> **EXERCISE**
Reproduce the records below exactly, with nothing altered.

> **GIVEN INFORMATION**
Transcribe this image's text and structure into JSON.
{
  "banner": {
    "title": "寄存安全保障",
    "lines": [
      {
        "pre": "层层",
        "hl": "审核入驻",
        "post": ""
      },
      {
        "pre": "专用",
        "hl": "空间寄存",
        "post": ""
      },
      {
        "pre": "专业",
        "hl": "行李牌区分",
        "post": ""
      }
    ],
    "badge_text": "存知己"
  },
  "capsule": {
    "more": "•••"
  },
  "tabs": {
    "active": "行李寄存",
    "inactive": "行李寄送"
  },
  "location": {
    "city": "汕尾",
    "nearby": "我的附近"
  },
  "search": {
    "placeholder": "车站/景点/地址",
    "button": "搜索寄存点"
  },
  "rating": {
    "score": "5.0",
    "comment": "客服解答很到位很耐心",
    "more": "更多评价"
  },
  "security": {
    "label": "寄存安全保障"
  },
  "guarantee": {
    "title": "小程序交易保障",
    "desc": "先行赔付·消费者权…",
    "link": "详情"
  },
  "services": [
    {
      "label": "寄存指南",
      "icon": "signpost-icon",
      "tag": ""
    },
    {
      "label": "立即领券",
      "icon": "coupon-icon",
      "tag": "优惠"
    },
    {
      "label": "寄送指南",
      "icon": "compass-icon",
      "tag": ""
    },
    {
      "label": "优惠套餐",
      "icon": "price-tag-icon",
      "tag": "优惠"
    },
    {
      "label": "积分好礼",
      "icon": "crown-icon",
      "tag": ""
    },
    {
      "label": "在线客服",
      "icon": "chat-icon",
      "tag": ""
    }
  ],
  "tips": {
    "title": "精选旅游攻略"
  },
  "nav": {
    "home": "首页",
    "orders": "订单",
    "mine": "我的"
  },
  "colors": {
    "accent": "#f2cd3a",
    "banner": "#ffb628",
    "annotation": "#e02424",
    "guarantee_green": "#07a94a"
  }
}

> **ANSWER**
Transcribe this image's text and structure into JSON.
{
  "banner": {
    "title": "寄存安全保障",
    "lines": [
      {
        "pre": "层层",
        "hl": "审核入驻",
        "post": ""
      },
      {
        "pre": "专用",
        "hl": "空间寄存",
        "post": ""
      },
      {
        "pre": "专业",
        "hl": "行李牌区分",
        "post": ""
      }
    ],
    "badge_text": "存知己"
  },
  "capsule": {
    "more": "•••"
  },
  "tabs": {
    "active": "行李寄存",
    "inactive": "行李寄送"
  },
  "location": {
    "city": "汕尾",
    "nearby": "我的附近"
  },
  "search": {
    "placeholder": "车站/景点/地址",
    "button": "搜索寄存点"
  },
  "rating": {
    "score": "5.0",
    "comment": "客服解答很到位很耐心",
    "more": "更多评价"
  },
  "security": {
    "label": "寄存安全保障"
  },
  "guarantee": {
    "title": "小程序交易保障",
    "desc": "先行赔付·消费者权…",
    "link": "详情"
  },
  "services": [
    {
      "label": "寄存指南",
      "icon": "signpost-icon",
      "tag": ""
    },
    {
      "label": "立即领券",
      "icon": "coupon-icon",
      "tag": "优惠"
    },
    {
      "label": "寄送指南",
      "icon": "compass-icon",
      "tag": ""
    },
    {
      "label": "优惠套餐",
      "icon": "price-tag-icon",
      "tag": "优惠"
    },
    {
      "label": "积分好礼",
      "icon": "crown-icon",
      "tag": ""
    },
    {
      "label": "在线客服",
      "icon": "chat-icon",
      "tag": ""
    }
  ],
  "tips": {
    "title": "精选旅游攻略"
  },
  "nav": {
    "home": "首页",
    "orders": "订单",
    "mine": "我的"
  },
  "colors": {
    "accent": "#f2cd3a",
    "banner": "#ffb628",
    "annotation": "#e02424",
    "guarantee_green": "#07a94a"
  }
}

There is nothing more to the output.